**Work instructions:**
In how many lines of the entries below does "Analysis" appear? Give only the number.
━━━━━ Recorded information ━━━━━
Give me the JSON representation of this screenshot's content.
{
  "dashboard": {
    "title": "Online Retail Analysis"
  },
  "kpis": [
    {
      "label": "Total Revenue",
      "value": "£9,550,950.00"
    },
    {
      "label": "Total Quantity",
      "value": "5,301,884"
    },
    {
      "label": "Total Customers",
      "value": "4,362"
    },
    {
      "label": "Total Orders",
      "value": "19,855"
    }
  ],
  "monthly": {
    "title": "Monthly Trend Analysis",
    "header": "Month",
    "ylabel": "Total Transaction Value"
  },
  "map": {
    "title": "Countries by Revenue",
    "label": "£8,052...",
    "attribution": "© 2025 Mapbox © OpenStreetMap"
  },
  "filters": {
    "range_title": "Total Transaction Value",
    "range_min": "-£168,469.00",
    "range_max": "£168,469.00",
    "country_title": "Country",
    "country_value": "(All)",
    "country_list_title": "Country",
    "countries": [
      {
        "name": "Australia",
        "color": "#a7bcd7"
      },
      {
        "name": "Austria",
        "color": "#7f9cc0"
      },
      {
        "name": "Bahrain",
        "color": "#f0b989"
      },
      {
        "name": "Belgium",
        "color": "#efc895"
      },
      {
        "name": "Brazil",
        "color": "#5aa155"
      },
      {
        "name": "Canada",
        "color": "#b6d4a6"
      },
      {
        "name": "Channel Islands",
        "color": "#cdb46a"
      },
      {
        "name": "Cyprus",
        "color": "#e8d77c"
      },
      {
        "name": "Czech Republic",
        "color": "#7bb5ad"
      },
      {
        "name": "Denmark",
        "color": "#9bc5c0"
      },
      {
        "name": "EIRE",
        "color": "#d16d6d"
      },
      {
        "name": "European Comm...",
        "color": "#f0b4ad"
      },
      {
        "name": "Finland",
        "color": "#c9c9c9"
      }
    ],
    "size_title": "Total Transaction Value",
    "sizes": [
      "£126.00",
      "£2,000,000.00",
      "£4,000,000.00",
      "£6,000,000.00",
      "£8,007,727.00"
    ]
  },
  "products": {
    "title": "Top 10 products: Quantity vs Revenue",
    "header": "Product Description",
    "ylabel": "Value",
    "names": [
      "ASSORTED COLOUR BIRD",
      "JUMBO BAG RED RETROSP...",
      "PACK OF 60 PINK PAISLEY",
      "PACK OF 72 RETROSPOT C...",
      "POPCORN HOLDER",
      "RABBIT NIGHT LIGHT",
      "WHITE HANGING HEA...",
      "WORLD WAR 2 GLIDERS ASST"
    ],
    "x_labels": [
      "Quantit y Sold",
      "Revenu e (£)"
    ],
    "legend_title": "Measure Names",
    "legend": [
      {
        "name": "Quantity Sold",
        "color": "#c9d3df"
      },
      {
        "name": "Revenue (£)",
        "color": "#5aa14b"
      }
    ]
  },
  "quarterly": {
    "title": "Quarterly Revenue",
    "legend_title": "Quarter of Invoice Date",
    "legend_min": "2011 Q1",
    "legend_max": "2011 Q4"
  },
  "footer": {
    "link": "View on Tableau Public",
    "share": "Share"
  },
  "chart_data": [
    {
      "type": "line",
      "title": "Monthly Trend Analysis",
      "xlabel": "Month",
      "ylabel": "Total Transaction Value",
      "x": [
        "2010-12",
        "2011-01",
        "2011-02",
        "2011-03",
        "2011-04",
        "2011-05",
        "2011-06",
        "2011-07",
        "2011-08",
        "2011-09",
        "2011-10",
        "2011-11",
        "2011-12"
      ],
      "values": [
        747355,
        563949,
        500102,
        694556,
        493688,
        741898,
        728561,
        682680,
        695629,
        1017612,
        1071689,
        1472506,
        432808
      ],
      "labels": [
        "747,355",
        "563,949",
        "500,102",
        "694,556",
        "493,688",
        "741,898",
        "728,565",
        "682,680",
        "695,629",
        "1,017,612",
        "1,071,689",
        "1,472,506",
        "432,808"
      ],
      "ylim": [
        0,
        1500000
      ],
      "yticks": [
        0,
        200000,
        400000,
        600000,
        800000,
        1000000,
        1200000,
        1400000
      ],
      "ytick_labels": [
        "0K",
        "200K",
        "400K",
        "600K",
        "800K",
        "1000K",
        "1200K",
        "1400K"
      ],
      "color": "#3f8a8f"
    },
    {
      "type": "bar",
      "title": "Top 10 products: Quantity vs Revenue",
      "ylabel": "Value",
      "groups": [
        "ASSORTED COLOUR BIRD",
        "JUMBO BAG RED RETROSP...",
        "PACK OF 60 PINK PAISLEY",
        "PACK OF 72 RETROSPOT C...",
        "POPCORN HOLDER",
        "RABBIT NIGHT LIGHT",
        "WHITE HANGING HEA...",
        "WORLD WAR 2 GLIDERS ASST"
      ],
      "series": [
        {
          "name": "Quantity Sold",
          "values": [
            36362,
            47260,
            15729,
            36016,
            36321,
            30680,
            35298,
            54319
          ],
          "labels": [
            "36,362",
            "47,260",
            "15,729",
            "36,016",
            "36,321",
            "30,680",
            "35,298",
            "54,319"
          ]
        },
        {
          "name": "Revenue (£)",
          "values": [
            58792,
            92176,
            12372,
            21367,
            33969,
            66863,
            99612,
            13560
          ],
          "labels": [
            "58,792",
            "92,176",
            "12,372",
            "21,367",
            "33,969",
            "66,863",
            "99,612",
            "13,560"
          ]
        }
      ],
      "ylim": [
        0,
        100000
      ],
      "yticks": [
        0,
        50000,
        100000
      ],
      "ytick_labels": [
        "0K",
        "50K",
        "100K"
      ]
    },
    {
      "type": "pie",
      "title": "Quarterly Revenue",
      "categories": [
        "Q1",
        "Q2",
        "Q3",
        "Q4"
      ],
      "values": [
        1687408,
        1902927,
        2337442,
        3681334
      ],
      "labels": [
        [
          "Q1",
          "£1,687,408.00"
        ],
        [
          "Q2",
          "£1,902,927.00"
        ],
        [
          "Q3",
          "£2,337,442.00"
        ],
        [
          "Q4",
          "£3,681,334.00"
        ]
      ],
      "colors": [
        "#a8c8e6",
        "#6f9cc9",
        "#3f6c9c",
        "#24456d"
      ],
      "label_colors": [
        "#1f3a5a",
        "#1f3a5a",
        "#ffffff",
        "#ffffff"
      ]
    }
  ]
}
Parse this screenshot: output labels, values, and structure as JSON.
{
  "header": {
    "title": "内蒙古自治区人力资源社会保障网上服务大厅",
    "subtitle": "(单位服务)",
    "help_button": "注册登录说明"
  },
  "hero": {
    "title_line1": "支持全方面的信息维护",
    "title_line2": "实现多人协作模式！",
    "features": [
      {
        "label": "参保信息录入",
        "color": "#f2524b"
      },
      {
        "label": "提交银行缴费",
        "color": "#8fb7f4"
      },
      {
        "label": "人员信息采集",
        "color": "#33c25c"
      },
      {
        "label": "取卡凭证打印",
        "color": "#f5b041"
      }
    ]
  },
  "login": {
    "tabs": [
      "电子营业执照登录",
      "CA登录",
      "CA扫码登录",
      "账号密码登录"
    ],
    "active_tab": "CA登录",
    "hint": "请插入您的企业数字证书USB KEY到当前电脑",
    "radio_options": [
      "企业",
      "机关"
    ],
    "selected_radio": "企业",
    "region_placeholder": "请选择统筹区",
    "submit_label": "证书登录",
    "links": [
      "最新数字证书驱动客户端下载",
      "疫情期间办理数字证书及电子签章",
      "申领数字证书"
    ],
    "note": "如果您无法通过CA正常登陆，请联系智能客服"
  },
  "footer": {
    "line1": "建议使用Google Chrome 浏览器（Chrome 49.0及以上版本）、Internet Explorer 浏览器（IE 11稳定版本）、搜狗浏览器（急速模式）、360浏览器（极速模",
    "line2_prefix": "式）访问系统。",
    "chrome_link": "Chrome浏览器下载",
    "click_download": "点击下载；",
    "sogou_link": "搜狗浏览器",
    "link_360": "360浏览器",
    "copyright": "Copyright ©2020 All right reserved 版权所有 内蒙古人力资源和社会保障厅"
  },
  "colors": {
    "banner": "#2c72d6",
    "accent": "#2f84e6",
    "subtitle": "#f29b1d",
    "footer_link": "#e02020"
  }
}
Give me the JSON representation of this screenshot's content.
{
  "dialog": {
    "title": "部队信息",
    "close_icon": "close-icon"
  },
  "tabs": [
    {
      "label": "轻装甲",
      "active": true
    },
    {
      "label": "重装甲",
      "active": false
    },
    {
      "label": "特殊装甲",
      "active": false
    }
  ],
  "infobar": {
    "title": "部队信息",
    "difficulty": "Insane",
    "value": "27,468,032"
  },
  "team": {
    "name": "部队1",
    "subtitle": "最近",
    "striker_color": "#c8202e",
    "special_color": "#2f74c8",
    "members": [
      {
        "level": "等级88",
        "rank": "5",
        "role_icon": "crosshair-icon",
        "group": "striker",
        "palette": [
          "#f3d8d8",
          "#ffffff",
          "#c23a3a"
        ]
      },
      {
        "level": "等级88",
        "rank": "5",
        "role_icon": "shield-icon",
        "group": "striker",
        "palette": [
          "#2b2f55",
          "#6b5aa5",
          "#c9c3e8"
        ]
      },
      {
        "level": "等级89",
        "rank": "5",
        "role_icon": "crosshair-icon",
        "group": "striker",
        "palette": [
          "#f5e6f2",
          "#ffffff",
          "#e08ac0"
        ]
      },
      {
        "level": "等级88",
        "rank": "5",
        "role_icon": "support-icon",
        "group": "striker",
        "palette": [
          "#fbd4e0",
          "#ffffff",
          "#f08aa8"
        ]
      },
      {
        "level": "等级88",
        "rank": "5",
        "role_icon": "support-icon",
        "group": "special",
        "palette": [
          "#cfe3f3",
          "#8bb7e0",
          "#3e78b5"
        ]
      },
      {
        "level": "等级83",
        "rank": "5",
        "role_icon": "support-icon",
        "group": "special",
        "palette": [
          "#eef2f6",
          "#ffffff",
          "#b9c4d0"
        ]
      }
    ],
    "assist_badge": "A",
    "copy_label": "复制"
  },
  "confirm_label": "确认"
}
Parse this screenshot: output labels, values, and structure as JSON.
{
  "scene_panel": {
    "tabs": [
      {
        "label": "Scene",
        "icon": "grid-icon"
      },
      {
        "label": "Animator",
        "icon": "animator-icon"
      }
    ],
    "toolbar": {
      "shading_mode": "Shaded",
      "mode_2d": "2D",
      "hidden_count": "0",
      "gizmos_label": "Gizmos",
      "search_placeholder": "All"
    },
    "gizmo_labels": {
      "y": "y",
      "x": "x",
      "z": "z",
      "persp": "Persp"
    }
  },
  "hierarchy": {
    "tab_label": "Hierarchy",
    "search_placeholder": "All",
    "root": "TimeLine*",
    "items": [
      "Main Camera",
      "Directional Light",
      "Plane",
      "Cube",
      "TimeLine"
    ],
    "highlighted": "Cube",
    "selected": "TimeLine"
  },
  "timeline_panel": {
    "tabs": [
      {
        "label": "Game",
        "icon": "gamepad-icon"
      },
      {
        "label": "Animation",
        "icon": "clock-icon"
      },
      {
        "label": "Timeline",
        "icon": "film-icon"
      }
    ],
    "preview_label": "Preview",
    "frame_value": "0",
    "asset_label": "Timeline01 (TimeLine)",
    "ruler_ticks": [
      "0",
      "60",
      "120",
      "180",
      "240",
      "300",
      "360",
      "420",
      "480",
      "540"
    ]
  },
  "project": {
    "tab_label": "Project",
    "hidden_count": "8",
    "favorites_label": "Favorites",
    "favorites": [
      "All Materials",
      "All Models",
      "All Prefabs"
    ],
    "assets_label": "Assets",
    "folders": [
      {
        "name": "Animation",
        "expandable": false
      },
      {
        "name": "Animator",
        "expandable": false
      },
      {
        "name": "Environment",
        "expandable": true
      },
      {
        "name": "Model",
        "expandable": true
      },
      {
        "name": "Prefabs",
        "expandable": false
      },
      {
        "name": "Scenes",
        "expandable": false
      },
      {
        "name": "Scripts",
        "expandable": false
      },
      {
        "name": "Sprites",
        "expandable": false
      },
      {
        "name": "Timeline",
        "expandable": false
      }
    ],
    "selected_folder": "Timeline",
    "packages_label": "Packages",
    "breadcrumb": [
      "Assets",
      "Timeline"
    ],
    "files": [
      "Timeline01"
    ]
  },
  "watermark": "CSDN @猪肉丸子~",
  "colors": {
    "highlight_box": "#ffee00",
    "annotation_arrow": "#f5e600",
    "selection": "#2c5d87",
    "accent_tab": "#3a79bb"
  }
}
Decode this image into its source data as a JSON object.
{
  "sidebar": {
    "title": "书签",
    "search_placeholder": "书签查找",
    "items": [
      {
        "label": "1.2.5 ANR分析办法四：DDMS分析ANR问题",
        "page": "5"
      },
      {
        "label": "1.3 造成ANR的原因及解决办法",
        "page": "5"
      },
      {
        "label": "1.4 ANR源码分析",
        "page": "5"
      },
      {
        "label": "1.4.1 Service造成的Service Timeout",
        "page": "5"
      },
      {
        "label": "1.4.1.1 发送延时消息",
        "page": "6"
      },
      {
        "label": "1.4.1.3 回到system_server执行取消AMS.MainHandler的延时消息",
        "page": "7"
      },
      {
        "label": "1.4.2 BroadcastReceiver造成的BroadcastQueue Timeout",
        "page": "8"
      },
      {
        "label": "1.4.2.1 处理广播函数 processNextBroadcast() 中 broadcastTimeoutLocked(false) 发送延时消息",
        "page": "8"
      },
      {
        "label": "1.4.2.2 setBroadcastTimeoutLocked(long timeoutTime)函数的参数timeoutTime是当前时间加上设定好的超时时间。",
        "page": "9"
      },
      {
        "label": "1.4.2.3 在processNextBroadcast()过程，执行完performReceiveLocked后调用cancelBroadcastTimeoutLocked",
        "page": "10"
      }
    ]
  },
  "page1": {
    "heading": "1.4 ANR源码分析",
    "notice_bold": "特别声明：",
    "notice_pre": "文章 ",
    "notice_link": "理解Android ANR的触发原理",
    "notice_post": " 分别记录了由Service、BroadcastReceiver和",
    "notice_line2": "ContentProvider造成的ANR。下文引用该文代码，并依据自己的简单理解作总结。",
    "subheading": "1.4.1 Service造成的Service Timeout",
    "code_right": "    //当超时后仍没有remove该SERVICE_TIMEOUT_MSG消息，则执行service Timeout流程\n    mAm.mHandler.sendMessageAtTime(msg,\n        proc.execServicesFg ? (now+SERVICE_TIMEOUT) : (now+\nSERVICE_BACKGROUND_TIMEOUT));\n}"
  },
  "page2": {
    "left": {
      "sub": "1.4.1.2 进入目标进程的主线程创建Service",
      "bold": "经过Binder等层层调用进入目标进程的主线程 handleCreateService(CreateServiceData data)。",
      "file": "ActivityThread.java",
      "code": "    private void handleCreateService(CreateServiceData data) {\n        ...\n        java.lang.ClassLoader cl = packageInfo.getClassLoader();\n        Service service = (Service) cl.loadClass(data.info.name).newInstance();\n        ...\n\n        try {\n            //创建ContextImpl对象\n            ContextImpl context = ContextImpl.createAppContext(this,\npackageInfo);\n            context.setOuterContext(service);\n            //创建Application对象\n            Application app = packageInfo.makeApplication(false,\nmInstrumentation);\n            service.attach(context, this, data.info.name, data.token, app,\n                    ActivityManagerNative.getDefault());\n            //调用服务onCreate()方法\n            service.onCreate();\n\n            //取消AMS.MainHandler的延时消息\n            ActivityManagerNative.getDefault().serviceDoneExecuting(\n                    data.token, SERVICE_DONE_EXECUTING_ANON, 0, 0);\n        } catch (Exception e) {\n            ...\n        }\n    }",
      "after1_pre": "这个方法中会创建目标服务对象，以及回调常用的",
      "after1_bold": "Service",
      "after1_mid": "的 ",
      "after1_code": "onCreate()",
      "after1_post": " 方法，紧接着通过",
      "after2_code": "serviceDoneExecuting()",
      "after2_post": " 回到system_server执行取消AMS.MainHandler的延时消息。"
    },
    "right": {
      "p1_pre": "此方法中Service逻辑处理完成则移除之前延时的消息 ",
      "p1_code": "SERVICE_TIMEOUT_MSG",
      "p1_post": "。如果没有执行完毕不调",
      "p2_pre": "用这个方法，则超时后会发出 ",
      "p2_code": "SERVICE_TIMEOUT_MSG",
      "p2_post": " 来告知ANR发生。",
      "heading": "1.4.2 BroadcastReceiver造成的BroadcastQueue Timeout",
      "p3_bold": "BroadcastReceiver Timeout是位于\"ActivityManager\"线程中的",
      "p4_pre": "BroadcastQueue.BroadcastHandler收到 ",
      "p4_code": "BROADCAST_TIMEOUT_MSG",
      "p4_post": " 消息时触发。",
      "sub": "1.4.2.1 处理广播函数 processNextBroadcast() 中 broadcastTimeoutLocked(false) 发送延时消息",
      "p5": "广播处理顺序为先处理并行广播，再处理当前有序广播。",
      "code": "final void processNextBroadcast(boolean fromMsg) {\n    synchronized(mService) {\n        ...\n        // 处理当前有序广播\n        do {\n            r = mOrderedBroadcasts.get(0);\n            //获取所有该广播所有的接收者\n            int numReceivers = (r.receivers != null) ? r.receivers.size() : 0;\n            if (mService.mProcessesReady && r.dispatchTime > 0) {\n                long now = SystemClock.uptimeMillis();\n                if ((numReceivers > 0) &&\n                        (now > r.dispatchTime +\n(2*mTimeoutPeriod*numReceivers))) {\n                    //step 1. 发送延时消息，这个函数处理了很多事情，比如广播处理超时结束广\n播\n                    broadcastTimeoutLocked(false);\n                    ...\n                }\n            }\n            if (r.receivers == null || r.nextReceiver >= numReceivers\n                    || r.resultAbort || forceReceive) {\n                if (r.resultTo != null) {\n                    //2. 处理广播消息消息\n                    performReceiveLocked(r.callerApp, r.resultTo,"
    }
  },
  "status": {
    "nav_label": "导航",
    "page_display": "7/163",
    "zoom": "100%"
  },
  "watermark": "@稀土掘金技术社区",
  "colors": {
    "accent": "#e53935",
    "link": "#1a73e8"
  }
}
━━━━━
**Task answer:**
3